Resveratrol, the high-powered antioxidant that decreases cholesterol, is present in greater quantities in grape skins and pulp, making grape juice a better source of this nutrient than whole grapes, according to Carol Ann Rinzler, author of "Controlling Cholesterol For Dummies." Dark grapes called muscadines, a large grape native to the Southern United States, are a particularly exceptional source of antioxidants such as resveratrol. Much of the grape juice you purchase at the grocery store is made from this relatively unknown grape variety.
Apple juice may inhibit progression of atherosclerosis, according to a study published in the October 2009 issue of the journal "Lipids in Health and Disease." In the study, laboratory animals consumed high-cholesterol diets supplemented with 5 mL or 10 mL of apple juice per day for two months. Results showed that both dose-levels of apple juice reduced total cholesterol, triglycerides, inflammation, blood clotting factors and atherosclerosis in coronary arteries. The higher dose significantly reduced low density lipoprotein, or LDL, the "bad" form of cholesterol and raised levels of high density lipoprotein, or HDL, the "good" form of cholesterol.
Findings suggest that taking vinegar with meals decreases the cholesterol spike that can occur after eating, according to researchers of a study published in the January 2010 issue of the journal "Lipids in Health and Disease." The laboratory animal study used a single dose of 5 mL or 10 mL of vinegar along with high-cholesterol diets and tested blood cholesterol levels after 15 hours. The higher dose resulted in significant reduction in LDL cholesterol, oxidized LDL, total cholesterol and apolipoprotein B -- the protein backbone of LDL cholesterol.
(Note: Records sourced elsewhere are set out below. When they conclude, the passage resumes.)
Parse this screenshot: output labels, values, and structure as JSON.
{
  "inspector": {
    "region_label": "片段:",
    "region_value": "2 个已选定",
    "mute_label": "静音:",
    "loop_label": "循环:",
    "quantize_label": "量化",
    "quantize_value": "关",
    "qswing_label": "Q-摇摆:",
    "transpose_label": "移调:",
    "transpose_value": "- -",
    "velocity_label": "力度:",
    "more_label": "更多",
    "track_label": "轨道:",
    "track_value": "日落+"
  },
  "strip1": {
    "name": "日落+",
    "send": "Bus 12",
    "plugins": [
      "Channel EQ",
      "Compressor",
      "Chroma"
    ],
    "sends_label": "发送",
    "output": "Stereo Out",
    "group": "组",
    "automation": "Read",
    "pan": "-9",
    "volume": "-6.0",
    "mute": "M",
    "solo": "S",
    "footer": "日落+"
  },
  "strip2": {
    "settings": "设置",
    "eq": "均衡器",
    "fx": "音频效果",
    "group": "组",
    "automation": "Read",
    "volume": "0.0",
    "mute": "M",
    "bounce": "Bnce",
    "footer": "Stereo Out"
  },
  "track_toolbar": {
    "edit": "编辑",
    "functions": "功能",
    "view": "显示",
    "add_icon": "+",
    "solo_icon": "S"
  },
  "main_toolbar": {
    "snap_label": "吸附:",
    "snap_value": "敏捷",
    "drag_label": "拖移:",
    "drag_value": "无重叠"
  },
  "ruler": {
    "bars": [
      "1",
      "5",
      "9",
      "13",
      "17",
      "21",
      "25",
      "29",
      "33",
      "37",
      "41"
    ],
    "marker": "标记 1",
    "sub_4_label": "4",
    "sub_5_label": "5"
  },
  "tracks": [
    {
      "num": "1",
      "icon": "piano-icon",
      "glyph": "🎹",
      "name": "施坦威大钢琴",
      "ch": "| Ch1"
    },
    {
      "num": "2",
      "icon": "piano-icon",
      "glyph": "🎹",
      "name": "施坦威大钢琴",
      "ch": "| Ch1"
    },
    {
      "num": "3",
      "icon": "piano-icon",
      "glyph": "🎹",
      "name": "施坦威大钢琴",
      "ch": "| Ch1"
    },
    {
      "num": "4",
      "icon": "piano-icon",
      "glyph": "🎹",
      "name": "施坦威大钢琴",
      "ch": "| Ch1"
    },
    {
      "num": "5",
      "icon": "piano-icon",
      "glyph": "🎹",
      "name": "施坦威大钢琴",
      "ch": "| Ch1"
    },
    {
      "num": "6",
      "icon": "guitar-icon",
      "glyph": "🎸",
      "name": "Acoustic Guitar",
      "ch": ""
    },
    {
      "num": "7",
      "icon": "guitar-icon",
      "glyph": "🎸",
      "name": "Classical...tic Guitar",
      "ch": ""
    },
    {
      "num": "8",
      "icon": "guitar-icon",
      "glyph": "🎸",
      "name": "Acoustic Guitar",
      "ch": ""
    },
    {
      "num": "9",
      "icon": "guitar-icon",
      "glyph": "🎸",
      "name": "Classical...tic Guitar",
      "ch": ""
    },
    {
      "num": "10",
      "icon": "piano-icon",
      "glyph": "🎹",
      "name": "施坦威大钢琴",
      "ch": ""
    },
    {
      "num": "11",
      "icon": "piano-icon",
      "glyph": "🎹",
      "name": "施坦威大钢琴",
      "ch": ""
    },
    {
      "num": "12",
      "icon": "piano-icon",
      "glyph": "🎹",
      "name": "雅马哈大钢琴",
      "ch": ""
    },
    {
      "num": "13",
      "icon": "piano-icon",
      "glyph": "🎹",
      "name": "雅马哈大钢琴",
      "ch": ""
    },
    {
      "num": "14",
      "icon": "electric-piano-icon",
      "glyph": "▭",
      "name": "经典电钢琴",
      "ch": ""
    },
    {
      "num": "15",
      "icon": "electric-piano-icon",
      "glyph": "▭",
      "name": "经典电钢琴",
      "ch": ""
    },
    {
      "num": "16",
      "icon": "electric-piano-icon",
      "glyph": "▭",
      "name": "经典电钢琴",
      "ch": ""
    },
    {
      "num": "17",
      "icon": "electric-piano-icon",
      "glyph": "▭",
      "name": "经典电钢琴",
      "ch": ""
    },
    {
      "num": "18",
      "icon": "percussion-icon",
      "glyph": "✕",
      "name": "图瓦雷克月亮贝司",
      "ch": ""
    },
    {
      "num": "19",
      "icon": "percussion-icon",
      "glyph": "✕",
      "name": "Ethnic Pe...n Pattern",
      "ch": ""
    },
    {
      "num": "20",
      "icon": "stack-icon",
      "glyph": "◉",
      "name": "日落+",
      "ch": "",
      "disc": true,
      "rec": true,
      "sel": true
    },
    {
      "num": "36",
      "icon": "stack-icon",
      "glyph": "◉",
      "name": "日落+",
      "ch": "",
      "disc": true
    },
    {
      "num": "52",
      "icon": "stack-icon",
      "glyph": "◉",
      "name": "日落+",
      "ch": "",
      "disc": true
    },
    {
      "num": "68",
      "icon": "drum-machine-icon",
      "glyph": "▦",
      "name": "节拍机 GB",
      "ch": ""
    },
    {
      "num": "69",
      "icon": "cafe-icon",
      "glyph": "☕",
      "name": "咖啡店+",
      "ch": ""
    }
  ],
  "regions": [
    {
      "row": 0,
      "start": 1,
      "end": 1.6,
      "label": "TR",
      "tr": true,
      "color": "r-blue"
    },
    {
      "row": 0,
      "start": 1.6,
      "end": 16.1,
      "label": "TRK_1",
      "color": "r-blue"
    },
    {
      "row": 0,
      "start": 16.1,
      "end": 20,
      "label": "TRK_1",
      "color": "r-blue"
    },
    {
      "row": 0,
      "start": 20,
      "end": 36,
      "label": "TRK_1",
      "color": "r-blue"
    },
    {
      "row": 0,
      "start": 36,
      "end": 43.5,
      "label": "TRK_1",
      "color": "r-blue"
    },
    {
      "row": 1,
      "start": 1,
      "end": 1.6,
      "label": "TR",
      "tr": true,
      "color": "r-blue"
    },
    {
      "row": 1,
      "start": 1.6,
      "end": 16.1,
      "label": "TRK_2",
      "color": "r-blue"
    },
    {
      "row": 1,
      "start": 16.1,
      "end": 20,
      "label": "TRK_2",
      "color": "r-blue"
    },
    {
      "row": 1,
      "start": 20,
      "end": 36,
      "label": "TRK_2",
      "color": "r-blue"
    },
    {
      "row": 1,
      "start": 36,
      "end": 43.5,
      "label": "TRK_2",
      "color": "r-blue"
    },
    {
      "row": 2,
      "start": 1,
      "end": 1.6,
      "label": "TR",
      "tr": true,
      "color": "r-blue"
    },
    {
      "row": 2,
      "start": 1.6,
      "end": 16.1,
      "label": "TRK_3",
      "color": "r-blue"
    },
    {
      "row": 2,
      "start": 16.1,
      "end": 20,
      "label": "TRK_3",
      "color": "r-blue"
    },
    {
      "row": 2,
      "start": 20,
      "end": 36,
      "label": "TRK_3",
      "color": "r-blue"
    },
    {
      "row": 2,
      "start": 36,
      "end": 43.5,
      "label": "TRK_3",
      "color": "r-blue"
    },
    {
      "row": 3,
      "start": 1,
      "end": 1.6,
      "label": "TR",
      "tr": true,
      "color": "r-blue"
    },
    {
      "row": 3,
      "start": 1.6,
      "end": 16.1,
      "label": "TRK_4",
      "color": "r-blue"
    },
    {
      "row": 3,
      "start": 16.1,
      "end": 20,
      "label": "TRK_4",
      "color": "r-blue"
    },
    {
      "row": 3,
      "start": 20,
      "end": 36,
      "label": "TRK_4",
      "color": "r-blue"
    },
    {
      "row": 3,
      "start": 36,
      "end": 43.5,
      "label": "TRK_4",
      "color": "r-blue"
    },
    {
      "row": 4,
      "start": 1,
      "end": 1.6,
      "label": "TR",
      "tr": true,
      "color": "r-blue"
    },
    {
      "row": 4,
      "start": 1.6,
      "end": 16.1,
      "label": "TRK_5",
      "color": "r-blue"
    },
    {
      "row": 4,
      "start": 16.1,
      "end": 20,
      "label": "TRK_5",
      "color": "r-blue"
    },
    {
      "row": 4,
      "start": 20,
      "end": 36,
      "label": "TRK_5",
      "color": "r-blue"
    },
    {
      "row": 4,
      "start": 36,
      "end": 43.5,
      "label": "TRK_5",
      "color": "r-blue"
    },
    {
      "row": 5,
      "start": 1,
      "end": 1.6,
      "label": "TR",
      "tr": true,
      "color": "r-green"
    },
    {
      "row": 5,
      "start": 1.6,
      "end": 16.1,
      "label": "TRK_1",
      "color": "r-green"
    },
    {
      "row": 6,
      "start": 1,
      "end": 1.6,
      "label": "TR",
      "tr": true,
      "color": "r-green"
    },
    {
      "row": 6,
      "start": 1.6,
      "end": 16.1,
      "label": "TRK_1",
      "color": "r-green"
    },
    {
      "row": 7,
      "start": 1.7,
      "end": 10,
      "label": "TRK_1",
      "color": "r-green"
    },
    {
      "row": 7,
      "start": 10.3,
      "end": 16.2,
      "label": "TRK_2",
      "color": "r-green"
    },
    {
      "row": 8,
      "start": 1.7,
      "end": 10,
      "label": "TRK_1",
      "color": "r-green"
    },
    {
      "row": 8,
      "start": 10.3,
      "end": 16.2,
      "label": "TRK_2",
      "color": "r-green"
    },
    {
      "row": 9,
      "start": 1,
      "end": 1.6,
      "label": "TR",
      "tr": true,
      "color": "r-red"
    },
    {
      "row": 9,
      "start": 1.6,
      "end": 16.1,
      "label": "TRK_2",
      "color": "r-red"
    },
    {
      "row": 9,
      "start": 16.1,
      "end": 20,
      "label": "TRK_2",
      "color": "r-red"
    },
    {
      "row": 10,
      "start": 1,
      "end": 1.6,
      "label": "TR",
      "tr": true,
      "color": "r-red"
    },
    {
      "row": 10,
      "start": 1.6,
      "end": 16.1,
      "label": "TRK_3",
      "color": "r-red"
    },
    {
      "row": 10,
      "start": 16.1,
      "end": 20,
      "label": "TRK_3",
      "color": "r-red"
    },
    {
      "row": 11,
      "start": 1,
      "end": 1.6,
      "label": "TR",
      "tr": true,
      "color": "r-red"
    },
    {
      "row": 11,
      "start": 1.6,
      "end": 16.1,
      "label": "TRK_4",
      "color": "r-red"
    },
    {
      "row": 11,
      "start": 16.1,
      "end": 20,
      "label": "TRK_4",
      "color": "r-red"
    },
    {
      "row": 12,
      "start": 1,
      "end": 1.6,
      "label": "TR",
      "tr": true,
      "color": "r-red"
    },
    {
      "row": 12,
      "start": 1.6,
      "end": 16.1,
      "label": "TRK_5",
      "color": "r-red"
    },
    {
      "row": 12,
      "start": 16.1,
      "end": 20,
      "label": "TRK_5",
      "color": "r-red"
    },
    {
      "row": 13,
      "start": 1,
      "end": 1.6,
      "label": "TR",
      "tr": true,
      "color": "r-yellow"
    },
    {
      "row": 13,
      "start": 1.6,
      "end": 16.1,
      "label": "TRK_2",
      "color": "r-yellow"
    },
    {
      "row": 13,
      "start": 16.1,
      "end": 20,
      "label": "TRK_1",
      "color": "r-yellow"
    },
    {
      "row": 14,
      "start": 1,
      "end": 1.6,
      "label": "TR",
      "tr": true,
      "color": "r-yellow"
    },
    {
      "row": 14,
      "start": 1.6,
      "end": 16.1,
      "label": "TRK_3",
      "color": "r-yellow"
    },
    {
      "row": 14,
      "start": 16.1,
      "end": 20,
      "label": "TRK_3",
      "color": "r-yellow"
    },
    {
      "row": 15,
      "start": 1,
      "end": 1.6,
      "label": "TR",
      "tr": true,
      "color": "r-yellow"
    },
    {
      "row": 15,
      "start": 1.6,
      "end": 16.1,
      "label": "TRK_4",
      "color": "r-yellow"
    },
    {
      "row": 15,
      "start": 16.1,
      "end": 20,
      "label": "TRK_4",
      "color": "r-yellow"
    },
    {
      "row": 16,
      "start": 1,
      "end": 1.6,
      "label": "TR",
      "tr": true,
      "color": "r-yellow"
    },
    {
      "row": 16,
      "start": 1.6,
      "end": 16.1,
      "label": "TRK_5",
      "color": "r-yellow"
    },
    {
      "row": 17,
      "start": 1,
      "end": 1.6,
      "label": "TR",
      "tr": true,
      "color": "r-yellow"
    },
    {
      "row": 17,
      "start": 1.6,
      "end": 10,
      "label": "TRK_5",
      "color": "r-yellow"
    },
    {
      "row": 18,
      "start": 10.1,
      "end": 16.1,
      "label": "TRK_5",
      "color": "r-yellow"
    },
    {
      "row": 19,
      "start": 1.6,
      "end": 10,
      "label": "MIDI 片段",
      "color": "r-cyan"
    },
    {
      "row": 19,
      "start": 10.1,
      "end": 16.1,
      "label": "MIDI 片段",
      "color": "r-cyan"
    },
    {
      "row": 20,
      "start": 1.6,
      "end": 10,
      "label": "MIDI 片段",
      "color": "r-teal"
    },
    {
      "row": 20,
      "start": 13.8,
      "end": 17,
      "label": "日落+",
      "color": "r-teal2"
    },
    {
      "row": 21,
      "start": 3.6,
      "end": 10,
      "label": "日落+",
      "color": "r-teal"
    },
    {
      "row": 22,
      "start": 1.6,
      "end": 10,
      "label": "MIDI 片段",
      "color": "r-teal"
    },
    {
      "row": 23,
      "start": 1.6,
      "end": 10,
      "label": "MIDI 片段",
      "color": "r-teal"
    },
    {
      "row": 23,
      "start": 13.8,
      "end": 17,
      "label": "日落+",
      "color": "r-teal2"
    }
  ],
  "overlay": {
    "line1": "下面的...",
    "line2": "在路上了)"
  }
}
Researchers concluded that vinegar may suppress cholesterol spikes after fatty meals, though further tests to confirm these results in humans is needed.